The Aston Martin’s manufacturers and marketers boast that it “never sees a garage.” Nevertheless, an automotive failure can be very useful sometimes. On the night between April 5 and 6, 1979, a car broke down near a hangar in the French Riviera. Its passengers, two lovely British girls who said they were going out on the town, seemed confused and perplexed. “What a terrible car,” they told the guards. “Perhaps you could help us fix it,” they asked with imploring eyes. The guards were glad to help, hoping to hang out with the young ladies at the end of their shift. While they were helping them fix the “failure,” Mossad operatives who were colleagues of the two “tourists” snuck in and seriously sabotaged the heart of the reactor which had been stored in the hangar to be shipped to Iraq.
In 1995, the Mossad planned to slay Fathi Shkaki, the Palestinian Islamic Jihad commander. In order to meet his friend and benefactor, Libyan leader Muammar Gaddafi, Shkaki would fly to Tunisia, where he would rent a luxury car, usually a BMW or a Jaguar, and drive 750 kilometers on his own along the long road leading to Tripoli. A drive of about nine and a half hours with a desert view was really breathtaking. Hundreds of kilometers of a road wriggling like a black snake, with dunes on its right and the Mediterranean Sea on its left, just like a scene from a James Bond film. The plan was that Israeli Naval commandos would plant an enormous explosive device at the side of the road in the heart of the desert.
It all went well, but due to an intelligence failure, the presence of Western citizens near the area of the assassination was not detected, and the operation was called off. Shkaki was assassinated shortly afterwards from gunshots fired by a motorcyclist in Malta.
And here’s another recent auto story, to which there is more than an eye meets: The assassination of Hezbollah commander Imad Mughniyeh in the heart of Damascus.
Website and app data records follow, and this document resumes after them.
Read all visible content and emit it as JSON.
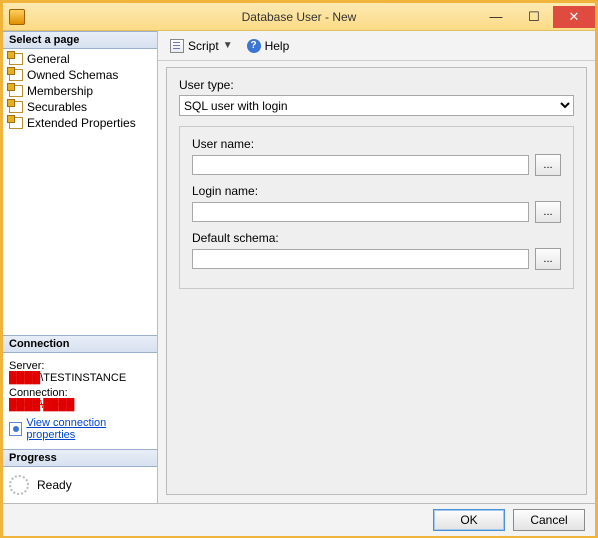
{
  "window": {
    "title": "Database User - New"
  },
  "leftpanel": {
    "select_page_header": "Select a page",
    "pages": [
      {
        "label": "General"
      },
      {
        "label": "Owned Schemas"
      },
      {
        "label": "Membership"
      },
      {
        "label": "Securables"
      },
      {
        "label": "Extended Properties"
      }
    ],
    "connection_header": "Connection",
    "connection": {
      "server_label": "Server:",
      "server_value": "\\TESTINSTANCE",
      "server_redacted_prefix": "████",
      "connection_label": "Connection:",
      "connection_value": "████\\████",
      "view_props": "View connection properties"
    },
    "progress_header": "Progress",
    "progress_status": "Ready"
  },
  "toolbar": {
    "script_label": "Script",
    "help_label": "Help"
  },
  "form": {
    "user_type_label": "User type:",
    "user_type_value": "SQL user with login",
    "user_name_label": "User name:",
    "user_name_value": "",
    "login_name_label": "Login name:",
    "login_name_value": "",
    "default_schema_label": "Default schema:",
    "default_schema_value": "",
    "browse": "..."
  },
  "footer": {
    "ok": "OK",
    "cancel": "Cancel"
  }
}
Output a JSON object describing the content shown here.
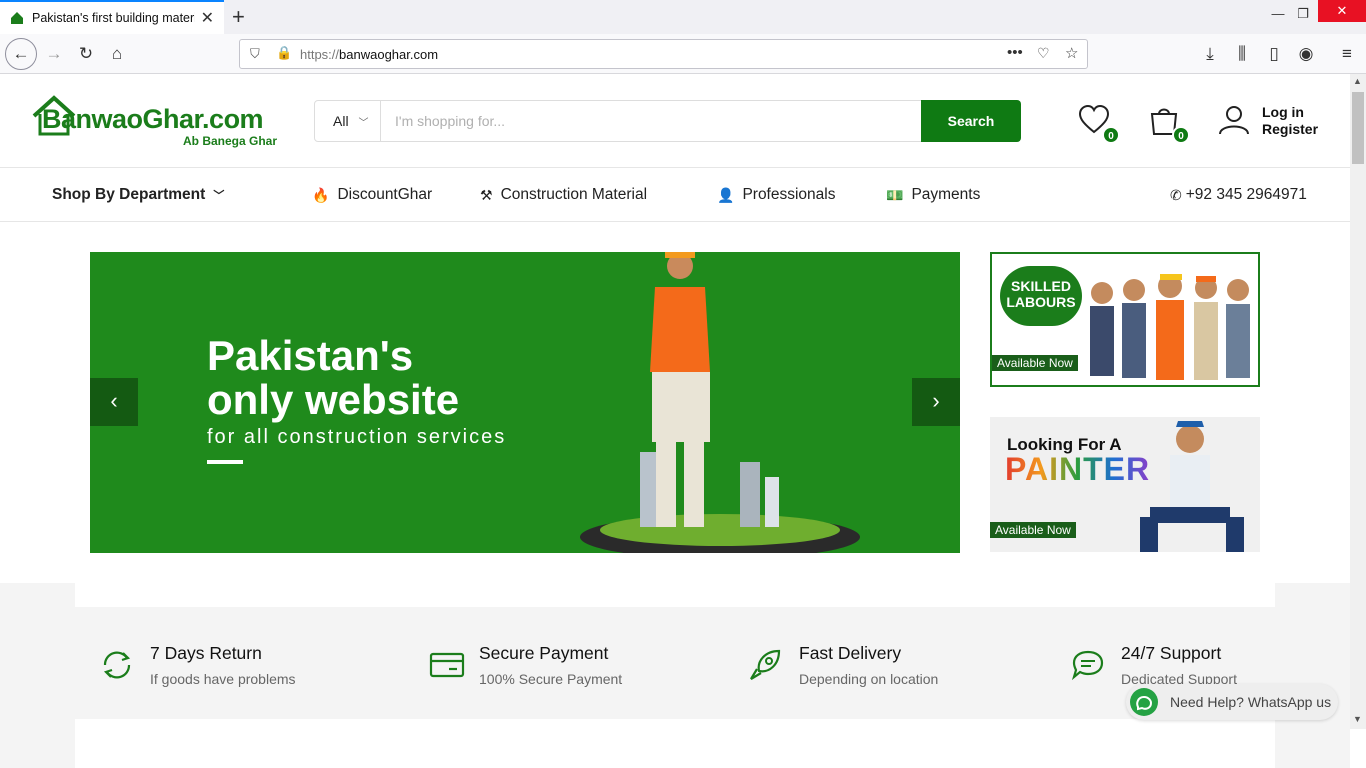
{
  "browser": {
    "tab_title": "Pakistan's first building materia",
    "tab_close": "✕",
    "new_tab": "+",
    "url_prefix": "https://",
    "url_host": "banwaoghar.com"
  },
  "header": {
    "logo_brand": "BanwaoGhar.com",
    "logo_tagline": "Ab Banega Ghar",
    "search_category": "All",
    "search_placeholder": "I'm shopping for...",
    "search_button": "Search",
    "wishlist_count": "0",
    "cart_count": "0",
    "login_label": "Log in",
    "register_label": "Register"
  },
  "nav": {
    "shop_by_department": "Shop By Department",
    "items": [
      {
        "label": "DiscountGhar",
        "icon": "flame-icon"
      },
      {
        "label": "Construction Material",
        "icon": "tools-icon"
      },
      {
        "label": "Professionals",
        "icon": "user-icon"
      },
      {
        "label": "Payments",
        "icon": "money-icon"
      }
    ],
    "phone": "+92 345 2964971"
  },
  "hero": {
    "heading_line1": "Pakistan's",
    "heading_line2": "only website",
    "subheading": "for all construction services",
    "bg_color": "#1f8a1c"
  },
  "banners": {
    "skilled_labours": "SKILLED LABOURS",
    "available_now_1": "Available Now",
    "painter_question": "Looking For A",
    "painter_word": "PAINTER",
    "available_now_2": "Available Now"
  },
  "features": [
    {
      "title": "7 Days Return",
      "subtitle": "If goods have problems",
      "icon": "refresh-icon"
    },
    {
      "title": "Secure Payment",
      "subtitle": "100% Secure Payment",
      "icon": "credit-card-icon"
    },
    {
      "title": "Fast Delivery",
      "subtitle": "Depending on location",
      "icon": "rocket-icon"
    },
    {
      "title": "24/7 Support",
      "subtitle": "Dedicated Support",
      "icon": "chat-icon"
    }
  ],
  "whatsapp": {
    "label": "Need Help? WhatsApp us"
  },
  "colors": {
    "brand_green": "#0f7a13",
    "browser_accent": "#0a84ff"
  }
}
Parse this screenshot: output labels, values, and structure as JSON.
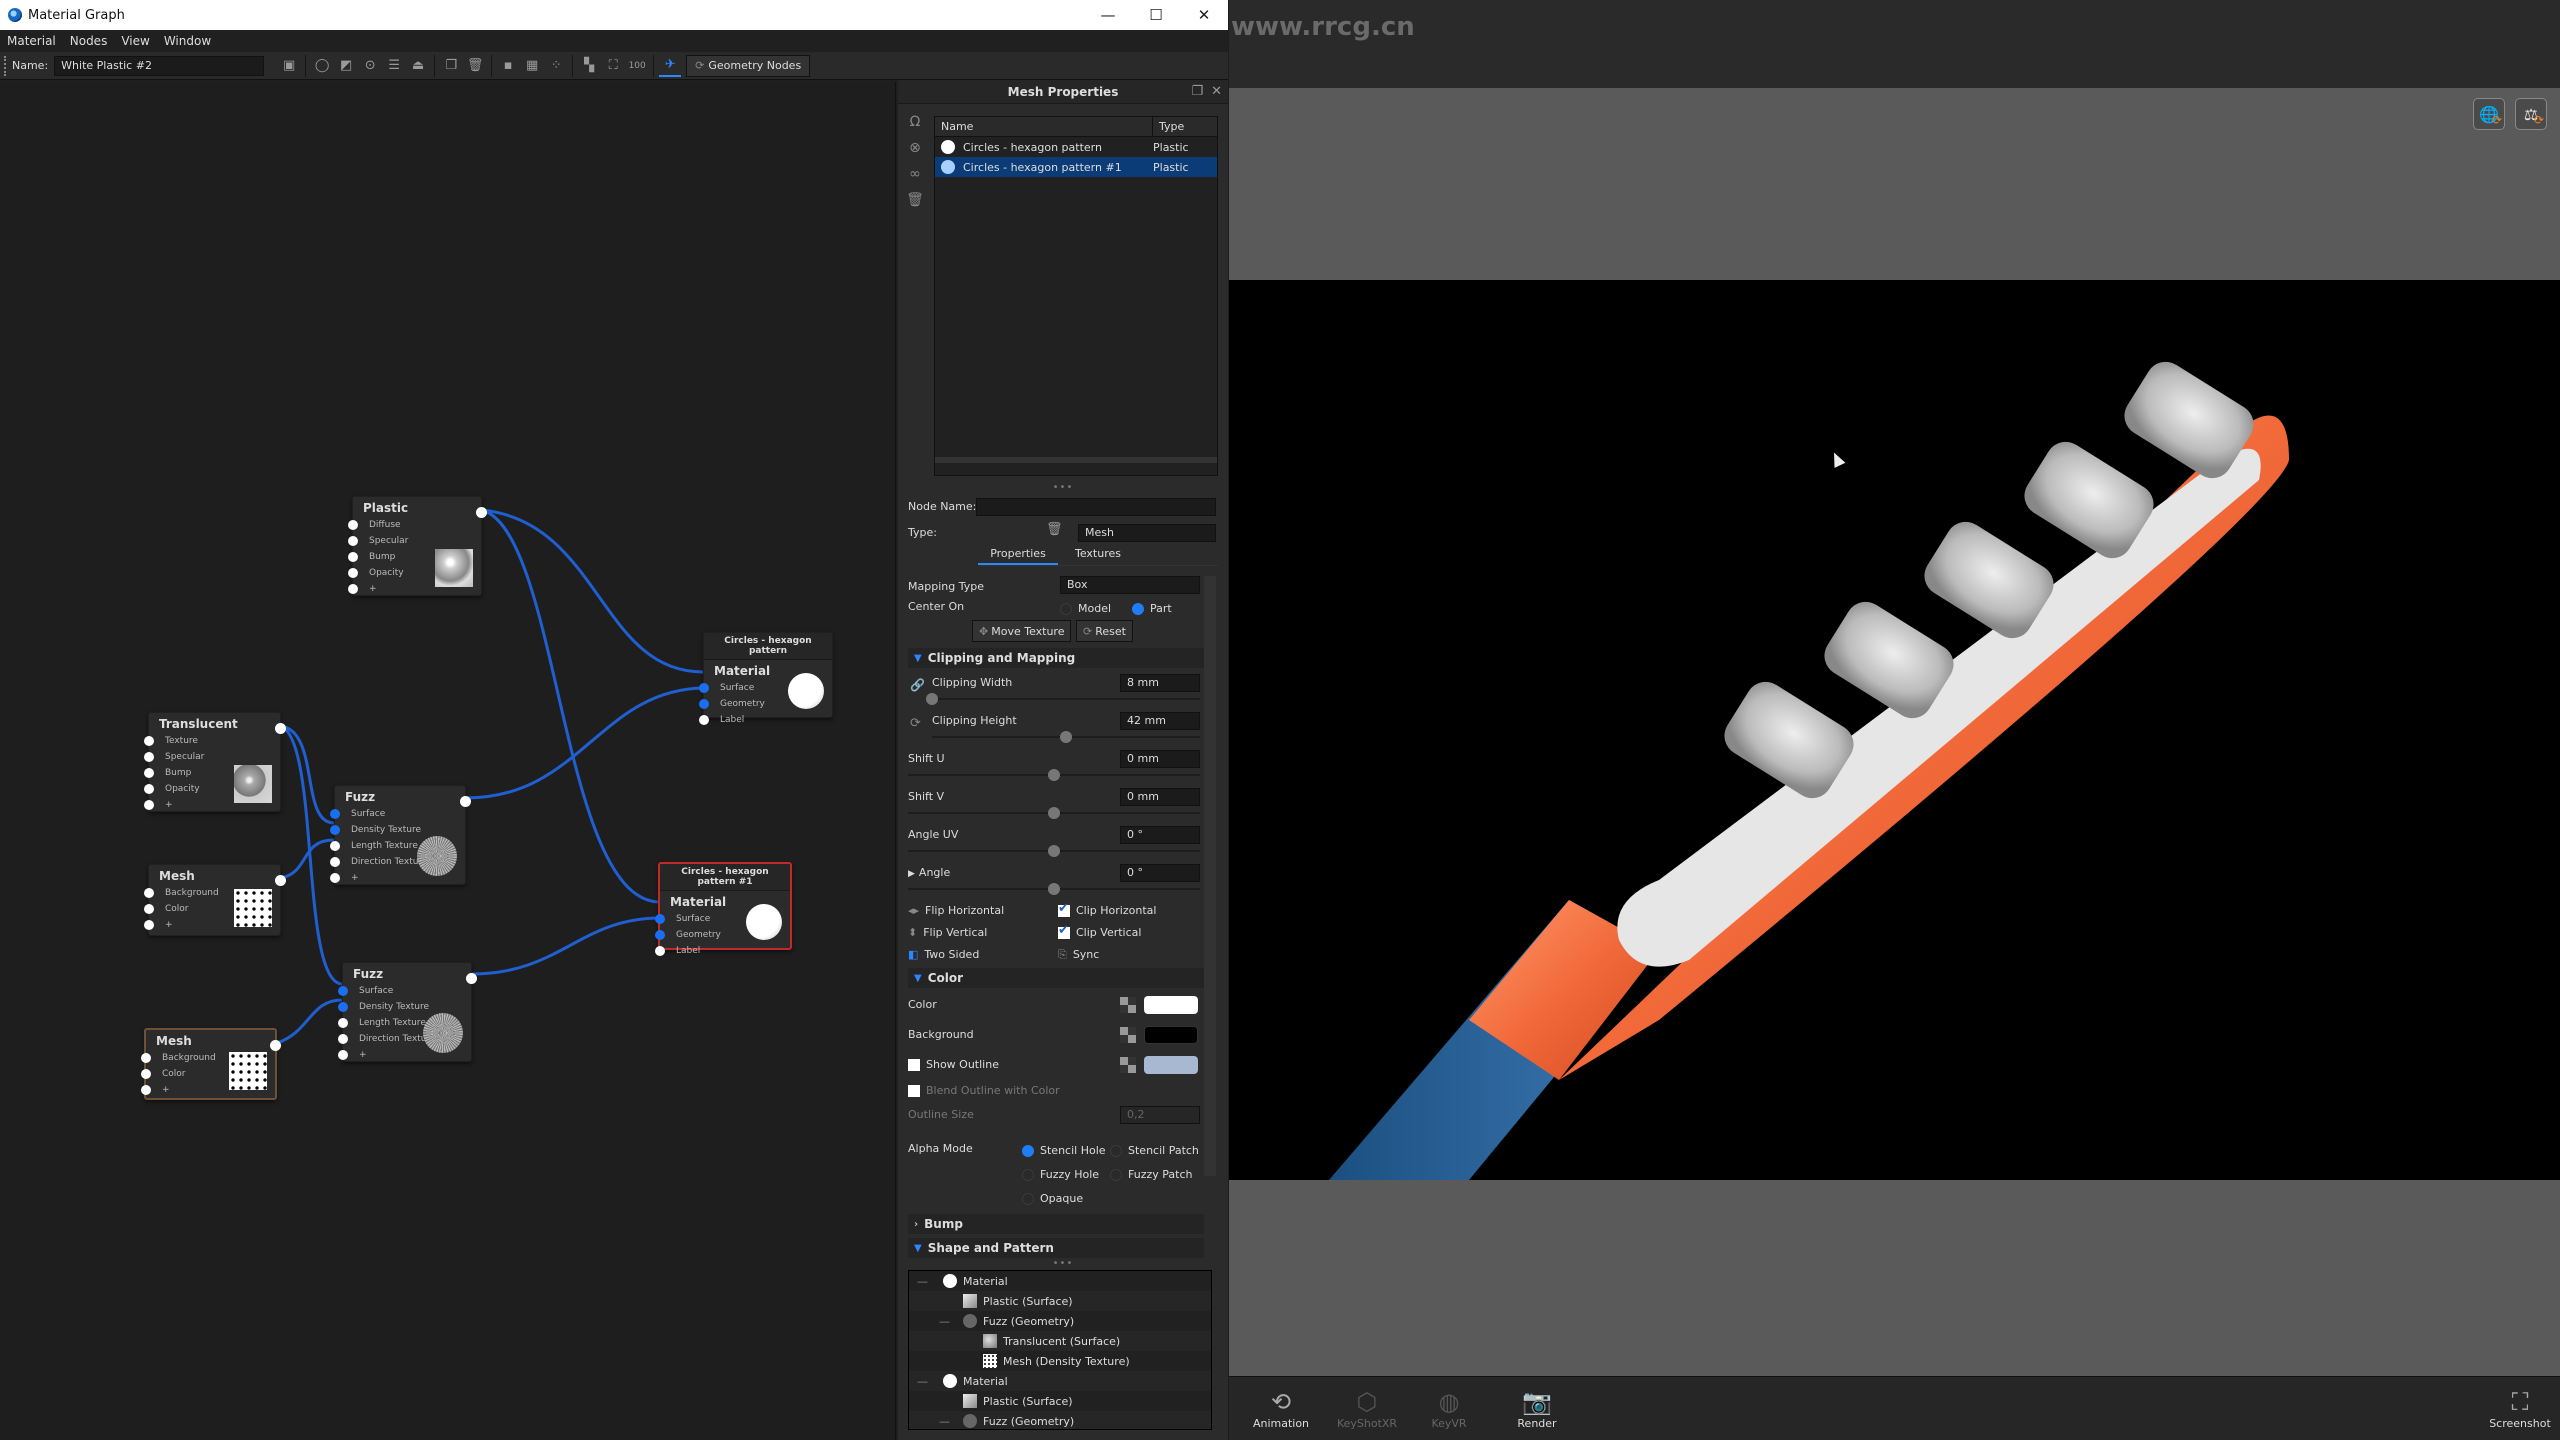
{
  "window": {
    "title": "Material Graph",
    "controls": {
      "minimize": "—",
      "maximize": "☐",
      "close": "✕"
    }
  },
  "menu": [
    "Material",
    "Nodes",
    "View",
    "Window"
  ],
  "toolbar": {
    "name_label": "Name:",
    "name_value": "White Plastic #2",
    "geometry_nodes_label": "Geometry Nodes",
    "icons": [
      "save-icon",
      "material-preview-icon",
      "checker-icon",
      "play-icon",
      "sliders-icon",
      "weight-icon",
      "duplicate-icon",
      "delete-icon",
      "add-node-icon",
      "add-texture-icon",
      "add-label-icon",
      "arrange-icon",
      "fit-icon",
      "zoom-100-icon",
      "graph-direction-icon"
    ]
  },
  "graph": {
    "nodes": {
      "plastic": {
        "title": "Plastic",
        "ports": [
          "Diffuse",
          "Specular",
          "Bump",
          "Opacity",
          "+"
        ]
      },
      "translucent": {
        "title": "Translucent",
        "ports": [
          "Texture",
          "Specular",
          "Bump",
          "Opacity",
          "+"
        ]
      },
      "fuzz1": {
        "title": "Fuzz",
        "ports": [
          "Surface",
          "Density Texture",
          "Length Texture",
          "Direction Texture",
          "+"
        ]
      },
      "fuzz2": {
        "title": "Fuzz",
        "ports": [
          "Surface",
          "Density Texture",
          "Length Texture",
          "Direction Texture",
          "+"
        ]
      },
      "mesh1": {
        "title": "Mesh",
        "ports": [
          "Background",
          "Color",
          "+"
        ]
      },
      "mesh2": {
        "title": "Mesh",
        "ports": [
          "Background",
          "Color",
          "+"
        ]
      },
      "material1": {
        "header": "Circles - hexagon pattern",
        "title": "Material",
        "ports": [
          "Surface",
          "Geometry",
          "Label"
        ]
      },
      "material2": {
        "header": "Circles - hexagon pattern #1",
        "title": "Material",
        "ports": [
          "Surface",
          "Geometry",
          "Label"
        ]
      }
    },
    "wire_color": "#1f5fd0"
  },
  "props": {
    "title": "Mesh Properties",
    "list": {
      "headers": {
        "name": "Name",
        "type": "Type"
      },
      "rows": [
        {
          "name": "Circles - hexagon pattern",
          "type": "Plastic",
          "selected": false
        },
        {
          "name": "Circles - hexagon pattern #1",
          "type": "Plastic",
          "selected": true
        }
      ]
    },
    "node_name_label": "Node Name:",
    "node_name_value": "",
    "type_label": "Type:",
    "type_value": "Mesh",
    "tabs": [
      "Properties",
      "Textures"
    ],
    "active_tab": "Properties",
    "mapping_type_label": "Mapping Type",
    "mapping_type_value": "Box",
    "center_on_label": "Center On",
    "center_on_options": [
      "Model",
      "Part"
    ],
    "center_on_selected": "Part",
    "move_texture_label": "Move Texture",
    "reset_label": "Reset",
    "clipping_section": "Clipping and Mapping",
    "clipping_width": {
      "label": "Clipping Width",
      "value": "8 mm",
      "slider": 0.0
    },
    "clipping_height": {
      "label": "Clipping Height",
      "value": "42 mm",
      "slider": 0.5
    },
    "shift_u": {
      "label": "Shift U",
      "value": "0 mm",
      "slider": 0.5
    },
    "shift_v": {
      "label": "Shift V",
      "value": "0 mm",
      "slider": 0.5
    },
    "angle_uv": {
      "label": "Angle UV",
      "value": "0 °",
      "slider": 0.5
    },
    "angle": {
      "label": "Angle",
      "value": "0 °",
      "slider": 0.5
    },
    "flip_horizontal": "Flip Horizontal",
    "flip_vertical": "Flip Vertical",
    "two_sided": "Two Sided",
    "clip_horizontal": {
      "label": "Clip Horizontal",
      "checked": true
    },
    "clip_vertical": {
      "label": "Clip Vertical",
      "checked": true
    },
    "sync": "Sync",
    "color_section": "Color",
    "color": {
      "label": "Color",
      "value": "#ffffff"
    },
    "background": {
      "label": "Background",
      "value": "#000000"
    },
    "show_outline": {
      "label": "Show Outline",
      "checked": false,
      "value": "#a8b8d0"
    },
    "blend_outline": {
      "label": "Blend Outline with Color",
      "checked": false
    },
    "outline_size": {
      "label": "Outline Size",
      "value": "0,2"
    },
    "alpha_mode_label": "Alpha Mode",
    "alpha_modes": [
      "Stencil Hole",
      "Stencil Patch",
      "Fuzzy Hole",
      "Fuzzy Patch",
      "Opaque"
    ],
    "alpha_mode_selected": "Stencil Hole",
    "bump_section": "Bump",
    "shape_section": "Shape and Pattern",
    "tree": [
      {
        "label": "Material",
        "glyph": "ball",
        "level": 0
      },
      {
        "label": "Plastic (Surface)",
        "glyph": "plastic",
        "level": 1
      },
      {
        "label": "Fuzz (Geometry)",
        "glyph": "fuzz",
        "level": 1
      },
      {
        "label": "Translucent (Surface)",
        "glyph": "translucent",
        "level": 2
      },
      {
        "label": "Mesh (Density Texture)",
        "glyph": "mesh",
        "level": 2
      },
      {
        "label": "Material",
        "glyph": "ball",
        "level": 0
      },
      {
        "label": "Plastic (Surface)",
        "glyph": "plastic",
        "level": 1
      },
      {
        "label": "Fuzz (Geometry)",
        "glyph": "fuzz",
        "level": 1
      }
    ]
  },
  "viewport": {
    "watermark": "www.rrcg.cn",
    "top_icons": [
      "environment-refresh-icon",
      "material-refresh-icon"
    ],
    "bottom_bar": [
      {
        "label": "Animation",
        "icon": "⟲",
        "enabled": true
      },
      {
        "label": "KeyShotXR",
        "icon": "⬡",
        "enabled": false
      },
      {
        "label": "KeyVR",
        "icon": "◍",
        "enabled": false
      },
      {
        "label": "Render",
        "icon": "📷",
        "enabled": true
      }
    ],
    "screenshot_label": "Screenshot"
  }
}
The Mossad, according to some non-Israeli reports, in tight cooperation with the United States, managed to locate the Pajero vehicle Mughniyeh had been using, to replace the spare wheel with an explosive charge and to kill the person, who had topped Israel’s most wanted list for many years.
James Bond would have probably stared at the Pajero with a patronizing look. Neither he nor his enemies would use cheap Japanese cars. Bond’s Vanquish is there to tell the story of the perfect spy and the beautiful girl at his side. And what kind of story emerges from such a vehicle, as it cruises through Tel Aviv’s streets and Israel’s roads? In Israel, it is likely to be a brilliant mind which made an exit, from a startup comprised of Unit 8200 graduates (computer, electronics and code breaking experts, who wage Israel’s wars behind a screen and keyboard), who are the exact opposite of the fearless assassin, but just as effective.
We are, fortunately, neither that nor that. We are not spies and we only have the Vanquish for one day, under Leon’s strict supervision. Otherwise, with our love for speed and a bit of danger, like James Bond, we may have also returned the Aston Martin to Q’s lab in pieces.
Ronen Bergman, a senior correspondent for military and intelligence affairs at Yedioth Ahronoth and a contributing writer for the New York Times, is the author of the forthcoming “Rise and Kill First: The Secret History of Israel’s Targeted Assassinations.”
By Yana Sofovich, Ronen Bergman, Ynet News
Spies for a day / Photo Gabriel Baharlia